The industry is important in towns such as Peterhead, Fraserburgh and Grimsby but its true significance is emotional and psychological more than it is economic. The fishing fleet speaks to Britain’s sense of itself as a maritime nation. The little boats — though many of them are actually multi-million pound vessels these days — are part of what makes us who we are; no foreigner shall dare to curb their rights of passage. The fishing-boat-bobbing seas are our seas.

In truth, however, fish are citizens of nowhere and if the fishing industry had its way there’d be markedly fewer fish in the ocean to begin with. Without government intervention, the industry would have cheerfully fished itself out of a future. Give a man a fish and he may eat for a day; agree a science-based system of quotas and he may yet fish for a lifetime.

In any case, Brexit necessarily requires compromise. Those Remainers who despair at the manner in which the government sometimes seems to have been captured by hardline Brexiteers might pause to reflect on the manner in which those same Brexit ultras are busy writing a narrative of betrayal when it comes to the fishing industry.

Far from being a betrayal, Michael Gove’s proposals for an ongoing arrangement that, while beneficial to the British fleet, still offers the continentals something of what they want should be understood as welcome evidence of Brexit pragmatism. As was the case in the 1970s, conceding on fishing allows the UK to take advantage of opportunities elsewhere in industries that are manifestly more important to this country’s prosperity than fishing. That is, in fact, almost every other industry you can think of.

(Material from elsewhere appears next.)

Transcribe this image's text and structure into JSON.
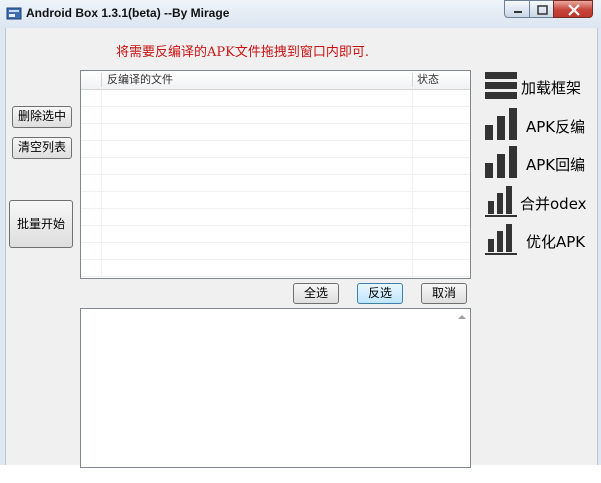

This, in other words, is no time to be having your fish and eating it, and not just because doing so means there may be no more fish tomorrow anyway.

Alex Massie is a political commentator.